● Task prompt:
The full set of entries needs to be reproduced exactly.
-- Task data follows --
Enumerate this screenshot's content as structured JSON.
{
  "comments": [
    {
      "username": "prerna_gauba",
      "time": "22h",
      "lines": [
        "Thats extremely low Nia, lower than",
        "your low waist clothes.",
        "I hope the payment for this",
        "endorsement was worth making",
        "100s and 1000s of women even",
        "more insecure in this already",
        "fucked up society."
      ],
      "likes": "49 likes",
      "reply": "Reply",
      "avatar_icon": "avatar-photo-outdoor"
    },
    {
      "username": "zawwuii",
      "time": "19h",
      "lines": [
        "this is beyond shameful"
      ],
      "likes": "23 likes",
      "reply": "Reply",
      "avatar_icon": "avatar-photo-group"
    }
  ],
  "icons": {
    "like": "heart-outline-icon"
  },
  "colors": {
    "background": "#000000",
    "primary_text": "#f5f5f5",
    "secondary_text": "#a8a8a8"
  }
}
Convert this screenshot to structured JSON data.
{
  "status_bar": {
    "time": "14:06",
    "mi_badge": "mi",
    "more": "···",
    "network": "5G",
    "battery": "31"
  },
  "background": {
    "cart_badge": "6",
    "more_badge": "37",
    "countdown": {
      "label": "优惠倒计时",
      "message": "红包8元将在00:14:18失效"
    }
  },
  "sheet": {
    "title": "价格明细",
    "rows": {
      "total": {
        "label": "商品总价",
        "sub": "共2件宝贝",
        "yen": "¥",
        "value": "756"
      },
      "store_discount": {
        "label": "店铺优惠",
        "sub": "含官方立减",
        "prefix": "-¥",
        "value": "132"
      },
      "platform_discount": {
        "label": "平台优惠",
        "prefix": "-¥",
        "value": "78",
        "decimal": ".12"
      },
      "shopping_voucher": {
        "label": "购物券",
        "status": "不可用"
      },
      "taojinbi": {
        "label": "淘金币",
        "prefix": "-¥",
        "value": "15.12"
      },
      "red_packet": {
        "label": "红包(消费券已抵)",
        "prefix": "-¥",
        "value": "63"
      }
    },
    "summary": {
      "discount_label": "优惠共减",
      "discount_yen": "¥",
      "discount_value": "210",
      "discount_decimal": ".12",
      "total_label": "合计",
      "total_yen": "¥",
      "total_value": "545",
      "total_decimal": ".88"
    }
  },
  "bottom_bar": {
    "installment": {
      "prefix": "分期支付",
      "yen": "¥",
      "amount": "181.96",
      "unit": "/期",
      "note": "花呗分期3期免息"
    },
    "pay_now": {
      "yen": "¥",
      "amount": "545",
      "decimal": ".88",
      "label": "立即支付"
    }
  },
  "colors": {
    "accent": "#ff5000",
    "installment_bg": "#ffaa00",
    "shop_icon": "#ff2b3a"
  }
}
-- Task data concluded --
● Task output:
Enumerate this screenshot's content as structured JSON.
{
  "comments": [
    {
      "username": "prerna_gauba",
      "time": "22h",
      "lines": [
        "Thats extremely low Nia, lower than",
        "your low waist clothes.",
        "I hope the payment for this",
        "endorsement was worth making",
        "100s and 1000s of women even",
        "more insecure in this already",
        "fucked up society."
      ],
      "likes": "49 likes",
      "reply": "Reply",
      "avatar_icon": "avatar-photo-outdoor"
    },
    {
      "username": "zawwuii",
      "time": "19h",
      "lines": [
        "this is beyond shameful"
      ],
      "likes": "23 likes",
      "reply": "Reply",
      "avatar_icon": "avatar-photo-group"
    }
  ],
  "icons": {
    "like": "heart-outline-icon"
  },
  "colors": {
    "background": "#000000",
    "primary_text": "#f5f5f5",
    "secondary_text": "#a8a8a8"
  }
}
Convert this screenshot to structured JSON data.
{
  "status_bar": {
    "time": "14:06",
    "mi_badge": "mi",
    "more": "···",
    "network": "5G",
    "battery": "31"
  },
  "background": {
    "cart_badge": "6",
    "more_badge": "37",
    "countdown": {
      "label": "优惠倒计时",
      "message": "红包8元将在00:14:18失效"
    }
  },
  "sheet": {
    "title": "价格明细",
    "rows": {
      "total": {
        "label": "商品总价",
        "sub": "共2件宝贝",
        "yen": "¥",
        "value": "756"
      },
      "store_discount": {
        "label": "店铺优惠",
        "sub": "含官方立减",
        "prefix": "-¥",
        "value": "132"
      },
      "platform_discount": {
        "label": "平台优惠",
        "prefix": "-¥",
        "value": "78",
        "decimal": ".12"
      },
      "shopping_voucher": {
        "label": "购物券",
        "status": "不可用"
      },
      "taojinbi": {
        "label": "淘金币",
        "prefix": "-¥",
        "value": "15.12"
      },
      "red_packet": {
        "label": "红包(消费券已抵)",
        "prefix": "-¥",
        "value": "63"
      }
    },
    "summary": {
      "discount_label": "优惠共减",
      "discount_yen": "¥",
      "discount_value": "210",
      "discount_decimal": ".12",
      "total_label": "合计",
      "total_yen": "¥",
      "total_value": "545",
      "total_decimal": ".88"
    }
  },
  "bottom_bar": {
    "installment": {
      "prefix": "分期支付",
      "yen": "¥",
      "amount": "181.96",
      "unit": "/期",
      "note": "花呗分期3期免息"
    },
    "pay_now": {
      "yen": "¥",
      "amount": "545",
      "decimal": ".88",
      "label": "立即支付"
    }
  },
  "colors": {
    "accent": "#ff5000",
    "installment_bg": "#ffaa00",
    "shop_icon": "#ff2b3a"
  }
}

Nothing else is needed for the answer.